The Michigan Agricultural Experiment Station and Extension Council met this week for some educational tours in southeastern Michigan, and as always, I end up learning more from the council members than they learn from our program features. This week was no exception. Ken Norton, farmer and council member from Branch County, told the story of finding a historic newsletter in his house when he and his wife first moved in a few years ago. The house had been in the family for some time when Ken’s family moved in, and they found the newsletter tucked in a nook above a floor joist in the basement. It had been prepared by agriculture Extension agent Gordon Schlubatis, who had sent word out to farmers that September 15 would be a fly-free date (I’m not sure what that means), with the implication that farmers should plan on planting their winter wheat as soon as they could after September 15. What’s particularly ironic was that Ken then proceeded to pull out his smartphone and showed it to the rest of the council. He went on to explain how today he can use his smartphone to get up-to-date weather information through Enviroweather and with applications available there, he can determine optimal times and durations for scheduling irrigation, planning fungicide or pesticide applications, and even for figuring out when it is optimal to plant winter wheat. I thought it was a great illustration of the concept of what a land-grant university provides to growers through research supported by MAES and programs supported by Michigan State University Extension. We adapt the technology to be relevant to how producers work today, but when it comes right down to it, what they need is information that is timely and based on solid research. We’re still doing that, perhaps with different gizmos, but with the same dedication and forethought that Gordon Schlubatis demonstrated years ago.

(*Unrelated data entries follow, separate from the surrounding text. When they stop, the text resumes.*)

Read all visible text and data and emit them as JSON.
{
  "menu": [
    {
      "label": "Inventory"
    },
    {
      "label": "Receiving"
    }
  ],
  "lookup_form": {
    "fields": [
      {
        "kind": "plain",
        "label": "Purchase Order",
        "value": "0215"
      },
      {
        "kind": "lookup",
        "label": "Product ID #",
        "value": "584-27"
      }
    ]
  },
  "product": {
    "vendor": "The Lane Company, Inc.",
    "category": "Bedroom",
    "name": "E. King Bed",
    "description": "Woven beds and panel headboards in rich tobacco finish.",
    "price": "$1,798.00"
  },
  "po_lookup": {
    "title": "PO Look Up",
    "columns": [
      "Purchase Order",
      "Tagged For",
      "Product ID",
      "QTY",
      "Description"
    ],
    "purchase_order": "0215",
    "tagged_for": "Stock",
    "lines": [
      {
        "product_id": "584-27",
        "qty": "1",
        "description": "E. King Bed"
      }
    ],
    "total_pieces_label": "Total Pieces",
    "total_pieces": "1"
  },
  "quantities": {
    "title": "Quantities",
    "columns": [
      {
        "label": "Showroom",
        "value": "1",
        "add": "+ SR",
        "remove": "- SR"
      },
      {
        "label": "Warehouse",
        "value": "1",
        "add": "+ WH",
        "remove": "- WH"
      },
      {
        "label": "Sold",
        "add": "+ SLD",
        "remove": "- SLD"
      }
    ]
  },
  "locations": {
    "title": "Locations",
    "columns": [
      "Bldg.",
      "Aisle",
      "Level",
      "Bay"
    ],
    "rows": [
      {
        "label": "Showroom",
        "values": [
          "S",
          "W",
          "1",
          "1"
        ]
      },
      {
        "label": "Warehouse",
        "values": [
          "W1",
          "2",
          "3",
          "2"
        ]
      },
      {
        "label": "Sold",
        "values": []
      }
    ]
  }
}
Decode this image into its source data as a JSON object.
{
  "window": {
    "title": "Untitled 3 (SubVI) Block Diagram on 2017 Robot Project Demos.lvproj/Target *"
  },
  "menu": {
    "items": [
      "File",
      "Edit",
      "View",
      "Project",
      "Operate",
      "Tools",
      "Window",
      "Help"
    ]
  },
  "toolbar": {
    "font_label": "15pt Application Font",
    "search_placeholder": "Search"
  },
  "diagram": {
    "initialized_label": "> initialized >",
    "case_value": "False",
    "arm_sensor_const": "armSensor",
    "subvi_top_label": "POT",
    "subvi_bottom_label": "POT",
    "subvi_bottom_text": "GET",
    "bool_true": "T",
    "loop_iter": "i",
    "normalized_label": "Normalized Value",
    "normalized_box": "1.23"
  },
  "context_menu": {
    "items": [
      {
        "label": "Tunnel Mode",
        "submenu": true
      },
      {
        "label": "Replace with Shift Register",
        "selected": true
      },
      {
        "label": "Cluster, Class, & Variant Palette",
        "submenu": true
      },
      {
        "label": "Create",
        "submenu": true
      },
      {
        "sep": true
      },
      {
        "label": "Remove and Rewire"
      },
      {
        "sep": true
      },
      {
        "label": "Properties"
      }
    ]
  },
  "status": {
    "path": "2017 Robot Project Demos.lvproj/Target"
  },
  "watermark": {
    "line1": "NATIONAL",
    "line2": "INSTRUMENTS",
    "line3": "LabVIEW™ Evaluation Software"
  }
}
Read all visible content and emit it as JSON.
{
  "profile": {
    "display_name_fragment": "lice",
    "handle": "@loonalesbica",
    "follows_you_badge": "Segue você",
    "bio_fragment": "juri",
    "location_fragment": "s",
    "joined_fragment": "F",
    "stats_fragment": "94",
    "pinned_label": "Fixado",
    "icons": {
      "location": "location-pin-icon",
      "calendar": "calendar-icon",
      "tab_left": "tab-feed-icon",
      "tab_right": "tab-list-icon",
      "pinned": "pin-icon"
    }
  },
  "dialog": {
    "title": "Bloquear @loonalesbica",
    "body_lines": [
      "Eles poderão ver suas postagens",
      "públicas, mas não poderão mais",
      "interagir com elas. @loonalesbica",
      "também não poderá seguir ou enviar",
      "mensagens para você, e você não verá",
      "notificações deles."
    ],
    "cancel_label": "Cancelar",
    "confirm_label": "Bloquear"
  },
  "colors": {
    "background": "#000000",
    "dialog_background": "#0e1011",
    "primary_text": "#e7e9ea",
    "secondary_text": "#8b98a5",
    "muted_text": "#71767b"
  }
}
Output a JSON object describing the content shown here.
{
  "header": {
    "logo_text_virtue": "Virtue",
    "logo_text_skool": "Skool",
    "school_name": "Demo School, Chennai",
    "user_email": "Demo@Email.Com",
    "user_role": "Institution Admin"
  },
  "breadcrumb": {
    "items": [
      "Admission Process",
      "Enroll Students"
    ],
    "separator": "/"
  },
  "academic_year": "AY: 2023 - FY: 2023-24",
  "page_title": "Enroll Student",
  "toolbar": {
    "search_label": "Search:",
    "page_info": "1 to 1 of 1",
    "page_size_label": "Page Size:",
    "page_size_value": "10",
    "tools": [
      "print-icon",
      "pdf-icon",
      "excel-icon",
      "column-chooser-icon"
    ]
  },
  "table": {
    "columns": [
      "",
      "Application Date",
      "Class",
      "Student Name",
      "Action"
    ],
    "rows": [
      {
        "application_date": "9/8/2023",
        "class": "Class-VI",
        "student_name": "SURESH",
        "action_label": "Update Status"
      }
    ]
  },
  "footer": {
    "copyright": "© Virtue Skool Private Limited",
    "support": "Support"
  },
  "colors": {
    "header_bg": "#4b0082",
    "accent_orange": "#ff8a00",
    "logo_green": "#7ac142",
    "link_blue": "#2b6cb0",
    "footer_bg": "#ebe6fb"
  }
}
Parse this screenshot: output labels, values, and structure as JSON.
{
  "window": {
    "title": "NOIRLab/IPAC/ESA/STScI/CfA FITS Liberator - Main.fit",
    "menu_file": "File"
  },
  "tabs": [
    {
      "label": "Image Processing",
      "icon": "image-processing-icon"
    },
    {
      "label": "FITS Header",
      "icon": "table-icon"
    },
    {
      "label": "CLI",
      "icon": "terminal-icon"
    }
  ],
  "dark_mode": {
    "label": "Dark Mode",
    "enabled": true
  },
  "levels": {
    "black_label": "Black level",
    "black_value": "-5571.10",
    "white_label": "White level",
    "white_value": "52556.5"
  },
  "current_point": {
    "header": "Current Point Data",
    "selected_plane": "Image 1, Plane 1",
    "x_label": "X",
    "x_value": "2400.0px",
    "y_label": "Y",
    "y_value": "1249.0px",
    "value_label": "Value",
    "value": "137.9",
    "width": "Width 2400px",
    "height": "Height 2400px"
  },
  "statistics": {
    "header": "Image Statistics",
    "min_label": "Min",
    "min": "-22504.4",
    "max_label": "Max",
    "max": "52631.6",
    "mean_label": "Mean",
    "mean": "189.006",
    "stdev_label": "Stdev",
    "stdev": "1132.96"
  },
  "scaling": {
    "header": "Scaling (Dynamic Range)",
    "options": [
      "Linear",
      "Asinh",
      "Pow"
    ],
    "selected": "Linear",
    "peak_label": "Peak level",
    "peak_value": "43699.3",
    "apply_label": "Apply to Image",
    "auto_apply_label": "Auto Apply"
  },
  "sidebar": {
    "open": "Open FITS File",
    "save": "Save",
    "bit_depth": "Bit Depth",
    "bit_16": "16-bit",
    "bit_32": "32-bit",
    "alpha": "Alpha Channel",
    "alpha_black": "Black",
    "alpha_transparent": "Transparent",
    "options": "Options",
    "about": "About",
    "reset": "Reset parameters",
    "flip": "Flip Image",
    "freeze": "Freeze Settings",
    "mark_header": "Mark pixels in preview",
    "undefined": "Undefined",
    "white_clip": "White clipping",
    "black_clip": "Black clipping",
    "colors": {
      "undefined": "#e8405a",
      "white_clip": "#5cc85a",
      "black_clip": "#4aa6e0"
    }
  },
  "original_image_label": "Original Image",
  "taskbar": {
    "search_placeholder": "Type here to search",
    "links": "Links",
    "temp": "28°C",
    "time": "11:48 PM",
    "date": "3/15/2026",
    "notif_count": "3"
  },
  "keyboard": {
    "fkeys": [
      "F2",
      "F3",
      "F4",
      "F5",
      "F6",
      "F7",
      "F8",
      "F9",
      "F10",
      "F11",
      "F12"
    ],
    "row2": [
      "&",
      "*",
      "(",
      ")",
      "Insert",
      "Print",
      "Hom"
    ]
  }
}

You can learn more about Enviroweather, a service funded jointly by MAES and MSUE and with a great deal of support from Project GREEEN, from their website at www.enviroweather.msu.edu.